EXERCISE:
Every entry below should be printed exactly.

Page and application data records
+++++
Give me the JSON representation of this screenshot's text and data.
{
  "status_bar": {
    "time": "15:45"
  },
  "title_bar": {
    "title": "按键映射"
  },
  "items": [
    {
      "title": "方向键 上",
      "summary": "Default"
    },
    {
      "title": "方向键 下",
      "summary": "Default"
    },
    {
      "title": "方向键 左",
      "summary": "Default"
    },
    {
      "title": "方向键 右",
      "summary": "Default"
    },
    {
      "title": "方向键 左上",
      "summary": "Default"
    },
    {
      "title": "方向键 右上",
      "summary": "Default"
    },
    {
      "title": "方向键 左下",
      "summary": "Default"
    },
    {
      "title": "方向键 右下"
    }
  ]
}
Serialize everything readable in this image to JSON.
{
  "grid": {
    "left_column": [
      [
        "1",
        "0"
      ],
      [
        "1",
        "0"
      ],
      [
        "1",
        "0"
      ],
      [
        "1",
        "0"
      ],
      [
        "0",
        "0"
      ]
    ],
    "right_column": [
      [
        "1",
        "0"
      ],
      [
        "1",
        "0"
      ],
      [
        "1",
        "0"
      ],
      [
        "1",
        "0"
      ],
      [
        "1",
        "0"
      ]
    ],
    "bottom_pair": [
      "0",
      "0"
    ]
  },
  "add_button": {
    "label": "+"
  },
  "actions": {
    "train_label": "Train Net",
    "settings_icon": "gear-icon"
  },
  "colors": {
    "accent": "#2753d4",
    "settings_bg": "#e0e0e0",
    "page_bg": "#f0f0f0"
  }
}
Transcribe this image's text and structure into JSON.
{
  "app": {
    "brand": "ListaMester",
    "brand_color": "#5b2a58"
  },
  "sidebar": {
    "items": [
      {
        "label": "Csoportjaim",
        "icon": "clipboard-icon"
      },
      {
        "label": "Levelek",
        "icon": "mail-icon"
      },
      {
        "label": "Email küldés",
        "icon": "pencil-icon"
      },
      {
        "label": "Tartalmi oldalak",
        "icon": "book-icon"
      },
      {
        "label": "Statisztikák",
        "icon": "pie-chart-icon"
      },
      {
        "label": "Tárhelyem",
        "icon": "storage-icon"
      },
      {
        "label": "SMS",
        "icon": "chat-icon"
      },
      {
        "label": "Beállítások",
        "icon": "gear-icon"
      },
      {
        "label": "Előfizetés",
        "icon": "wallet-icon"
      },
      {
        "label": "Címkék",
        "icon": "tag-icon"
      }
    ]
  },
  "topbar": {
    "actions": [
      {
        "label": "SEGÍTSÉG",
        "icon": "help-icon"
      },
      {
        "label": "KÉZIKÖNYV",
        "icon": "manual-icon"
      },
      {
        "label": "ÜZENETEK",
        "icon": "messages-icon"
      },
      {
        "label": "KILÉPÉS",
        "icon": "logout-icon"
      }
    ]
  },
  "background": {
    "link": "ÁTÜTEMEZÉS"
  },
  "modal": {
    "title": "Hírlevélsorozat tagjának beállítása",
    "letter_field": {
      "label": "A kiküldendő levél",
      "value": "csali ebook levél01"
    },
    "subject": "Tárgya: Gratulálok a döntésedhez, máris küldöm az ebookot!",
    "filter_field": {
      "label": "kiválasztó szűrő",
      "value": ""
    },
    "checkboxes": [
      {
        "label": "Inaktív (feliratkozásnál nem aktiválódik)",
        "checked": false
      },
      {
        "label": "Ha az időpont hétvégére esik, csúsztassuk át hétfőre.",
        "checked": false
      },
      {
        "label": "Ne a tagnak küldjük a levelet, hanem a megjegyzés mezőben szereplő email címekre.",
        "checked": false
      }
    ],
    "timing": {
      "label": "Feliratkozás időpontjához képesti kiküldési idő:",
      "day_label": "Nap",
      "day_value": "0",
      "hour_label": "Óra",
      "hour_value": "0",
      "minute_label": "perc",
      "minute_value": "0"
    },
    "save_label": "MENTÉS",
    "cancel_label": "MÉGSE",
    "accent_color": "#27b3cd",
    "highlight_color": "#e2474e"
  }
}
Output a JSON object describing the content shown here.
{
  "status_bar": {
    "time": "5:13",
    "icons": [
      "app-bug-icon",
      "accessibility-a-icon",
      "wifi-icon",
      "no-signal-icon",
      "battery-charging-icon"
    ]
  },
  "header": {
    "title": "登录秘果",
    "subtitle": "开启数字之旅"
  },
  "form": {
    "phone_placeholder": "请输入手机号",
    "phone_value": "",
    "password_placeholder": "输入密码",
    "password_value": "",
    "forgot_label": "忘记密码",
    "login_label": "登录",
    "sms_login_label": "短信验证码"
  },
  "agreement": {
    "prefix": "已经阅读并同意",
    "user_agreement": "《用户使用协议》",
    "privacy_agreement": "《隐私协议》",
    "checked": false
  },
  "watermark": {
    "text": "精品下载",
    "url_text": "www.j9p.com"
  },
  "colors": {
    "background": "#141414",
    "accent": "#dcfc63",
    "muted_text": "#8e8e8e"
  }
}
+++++
PROBLEM SOLUTION:
Give me the JSON representation of this screenshot's text and data.
{
  "status_bar": {
    "time": "15:45"
  },
  "title_bar": {
    "title": "按键映射"
  },
  "items": [
    {
      "title": "方向键 上",
      "summary": "Default"
    },
    {
      "title": "方向键 下",
      "summary": "Default"
    },
    {
      "title": "方向键 左",
      "summary": "Default"
    },
    {
      "title": "方向键 右",
      "summary": "Default"
    },
    {
      "title": "方向键 左上",
      "summary": "Default"
    },
    {
      "title": "方向键 右上",
      "summary": "Default"
    },
    {
      "title": "方向键 左下",
      "summary": "Default"
    },
    {
      "title": "方向键 右下"
    }
  ]
}
Serialize everything readable in this image to JSON.
{
  "grid": {
    "left_column": [
      [
        "1",
        "0"
      ],
      [
        "1",
        "0"
      ],
      [
        "1",
        "0"
      ],
      [
        "1",
        "0"
      ],
      [
        "0",
        "0"
      ]
    ],
    "right_column": [
      [
        "1",
        "0"
      ],
      [
        "1",
        "0"
      ],
      [
        "1",
        "0"
      ],
      [
        "1",
        "0"
      ],
      [
        "1",
        "0"
      ]
    ],
    "bottom_pair": [
      "0",
      "0"
    ]
  },
  "add_button": {
    "label": "+"
  },
  "actions": {
    "train_label": "Train Net",
    "settings_icon": "gear-icon"
  },
  "colors": {
    "accent": "#2753d4",
    "settings_bg": "#e0e0e0",
    "page_bg": "#f0f0f0"
  }
}
Transcribe this image's text and structure into JSON.
{
  "app": {
    "brand": "ListaMester",
    "brand_color": "#5b2a58"
  },
  "sidebar": {
    "items": [
      {
        "label": "Csoportjaim",
        "icon": "clipboard-icon"
      },
      {
        "label": "Levelek",
        "icon": "mail-icon"
      },
      {
        "label": "Email küldés",
        "icon": "pencil-icon"
      },
      {
        "label": "Tartalmi oldalak",
        "icon": "book-icon"
      },
      {
        "label": "Statisztikák",
        "icon": "pie-chart-icon"
      },
      {
        "label": "Tárhelyem",
        "icon": "storage-icon"
      },
      {
        "label": "SMS",
        "icon": "chat-icon"
      },
      {
        "label": "Beállítások",
        "icon": "gear-icon"
      },
      {
        "label": "Előfizetés",
        "icon": "wallet-icon"
      },
      {
        "label": "Címkék",
        "icon": "tag-icon"
      }
    ]
  },
  "topbar": {
    "actions": [
      {
        "label": "SEGÍTSÉG",
        "icon": "help-icon"
      },
      {
        "label": "KÉZIKÖNYV",
        "icon": "manual-icon"
      },
      {
        "label": "ÜZENETEK",
        "icon": "messages-icon"
      },
      {
        "label": "KILÉPÉS",
        "icon": "logout-icon"
      }
    ]
  },
  "background": {
    "link": "ÁTÜTEMEZÉS"
  },
  "modal": {
    "title": "Hírlevélsorozat tagjának beállítása",
    "letter_field": {
      "label": "A kiküldendő levél",
      "value": "csali ebook levél01"
    },
    "subject": "Tárgya: Gratulálok a döntésedhez, máris küldöm az ebookot!",
    "filter_field": {
      "label": "kiválasztó szűrő",
      "value": ""
    },
    "checkboxes": [
      {
        "label": "Inaktív (feliratkozásnál nem aktiválódik)",
        "checked": false
      },
      {
        "label": "Ha az időpont hétvégére esik, csúsztassuk át hétfőre.",
        "checked": false
      },
      {
        "label": "Ne a tagnak küldjük a levelet, hanem a megjegyzés mezőben szereplő email címekre.",
        "checked": false
      }
    ],
    "timing": {
      "label": "Feliratkozás időpontjához képesti kiküldési idő:",
      "day_label": "Nap",
      "day_value": "0",
      "hour_label": "Óra",
      "hour_value": "0",
      "minute_label": "perc",
      "minute_value": "0"
    },
    "save_label": "MENTÉS",
    "cancel_label": "MÉGSE",
    "accent_color": "#27b3cd",
    "highlight_color": "#e2474e"
  }
}
Output a JSON object describing the content shown here.
{
  "status_bar": {
    "time": "5:13",
    "icons": [
      "app-bug-icon",
      "accessibility-a-icon",
      "wifi-icon",
      "no-signal-icon",
      "battery-charging-icon"
    ]
  },
  "header": {
    "title": "登录秘果",
    "subtitle": "开启数字之旅"
  },
  "form": {
    "phone_placeholder": "请输入手机号",
    "phone_value": "",
    "password_placeholder": "输入密码",
    "password_value": "",
    "forgot_label": "忘记密码",
    "login_label": "登录",
    "sms_login_label": "短信验证码"
  },
  "agreement": {
    "prefix": "已经阅读并同意",
    "user_agreement": "《用户使用协议》",
    "privacy_agreement": "《隐私协议》",
    "checked": false
  },
  "watermark": {
    "text": "精品下载",
    "url_text": "www.j9p.com"
  },
  "colors": {
    "background": "#141414",
    "accent": "#dcfc63",
    "muted_text": "#8e8e8e"
  }
}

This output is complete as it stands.